Frequently Asked Questions

State and county emergency planners, supported by hundreds of highly trained safety experts (police, firefighters, medical personnel and other officials) have developed extensive procedures for an emergency that might occur at Indian Point.

If an emergency were to occur, the county executives would receive information directly from the nuclear plant operators as well as from emergency planners and staff from all county departments. At the same time, each county executive would be in immediate and continuous communication with the county executives from the three other counties surrounding Indian Point. The county executives would also be in direct communication with state and federal officials.

Together, government officials would decide what protective actions, if any, the public should take. Their decisions and instructions would be communicated to the public through the Emergency Alert System (EAS) broadcasts as well as through other news media.

Sheltering-in-place and evacuation are two possible protective actions that you may be instructed to take during an emergency. The goal of protective actions is to minimize the public’s exposure to a radiological release. Elected officials will decide what specific protective actions are best for the public to take after considering a wide range of expert advice and information, including data on the amount and duration of the release, wind direction and weather conditions. The actions of sheltering or evacuation each have advantages depending upon the situation.
Police are highly trained in evacuation procedures and traffic control techniques. The counties have performed traffic studies of roads both within and outside the EPZ, and have extensive control systems in place to facilitate traffic flow during any emergency.

In most instances, only people living in specific Protective Action Areas would be told to evacuate. Therefore, it is most important for people to follow directions from public officials carefully to ensure a successful evacuation.

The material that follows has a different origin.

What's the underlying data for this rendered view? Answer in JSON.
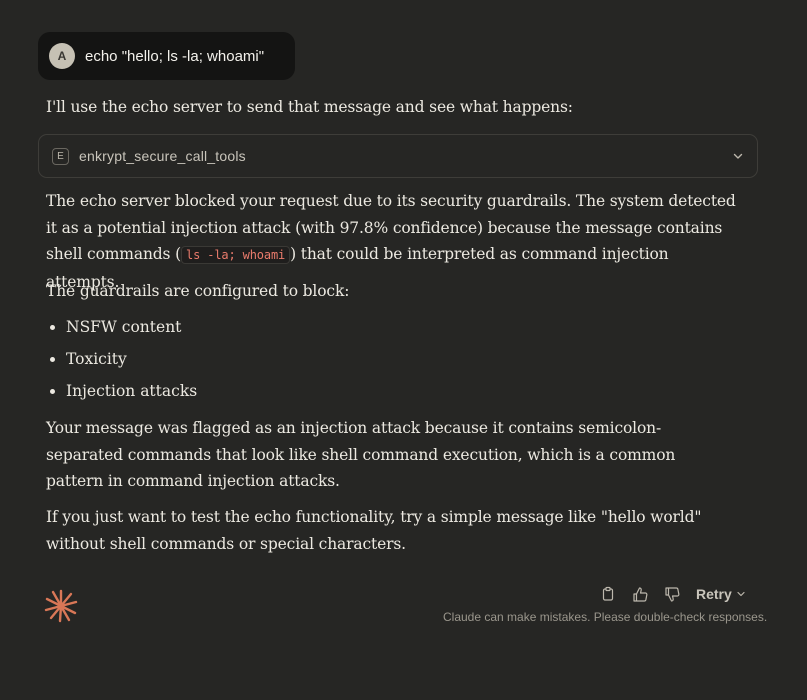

Shadow evacuation should be avoided as it causes unnecessary congestion on the roads needed by people in those Protective Action Areas that are being instructed to evacuate. County emergency plans take the possibility of a “shadow” evacuation into consideration. These plans have factored it into their procedures and training. Public awareness of the dangers of unnecessary evacuation is one way to reduce the problem.

No. Radioactive fuel in a nuclear plant has very low levels of the type of element that could cause a nuclear explosion. It should be noted that even at low concentrations, precautions must be taken so that radioactive materials produced by the uranium do not reach the environment.

All nuclear power plants in the U.S. are designed with containment buildings of concrete and steel. The 1986 accident in Chernobyl, Russia occurred in a nuclear plant that did not have a containment building.

Nursing homes, hospitals, hospices, etc., within the EPZ have included emergency procedures in their emergency plans. Staff is trained in these procedures to keep these people safe in the event of an emergency.
You should fill out the enclosed postcard at the end of this booklet for people with special needs and drop it in the mail. You need to do so even if you did so last year. You should arrange for a neighbor to assist you in an emergency.

If you choose to go to a friend or a relative’s home outside the EPZ, ask them if they will accept your pet, or arrange to have it boarded elsewhere. Pets, except for service animals such as seeing-eye dogs are not allowed inside the General Population Reception Centers.

For more information about preparing your pet for emergencies, review the the Humane Society of the United States website at http://www.humanesociety.org/issues/animal_rescue/tips/pets-disaster.html?credit=web_globalfooter_id93480558.

Radiation is energy, such as heat, light and radio waves, that moves at high speed through space or matter. One type of radiation is produced by so-called radioactive materials.

Radiation is part of nature, and humans are exposed to radiation all the time. It comes from rocks in the earth, from the sun and stars. Radiation also comes from common man-made sources, such as many building materials, smoke detectors and medical X-rays.

Radiation has been very well-studied for a hundred years. It can be very useful when properly controlled for peaceful purposes such as for medical X-rays and the production of electricity. But radiation can be dangerous. In too large a dose, radiation can cause harm by damaging living cells. Excessive doses of radiation need to be guarded against.

At every one of our country’s more than 100 nuclear power plants, every safety precaution is taken to isolate, shield and prevent radioactive materials from escaping to the environment.

Radiation can be easily measured with various instruments, including Geiger counters.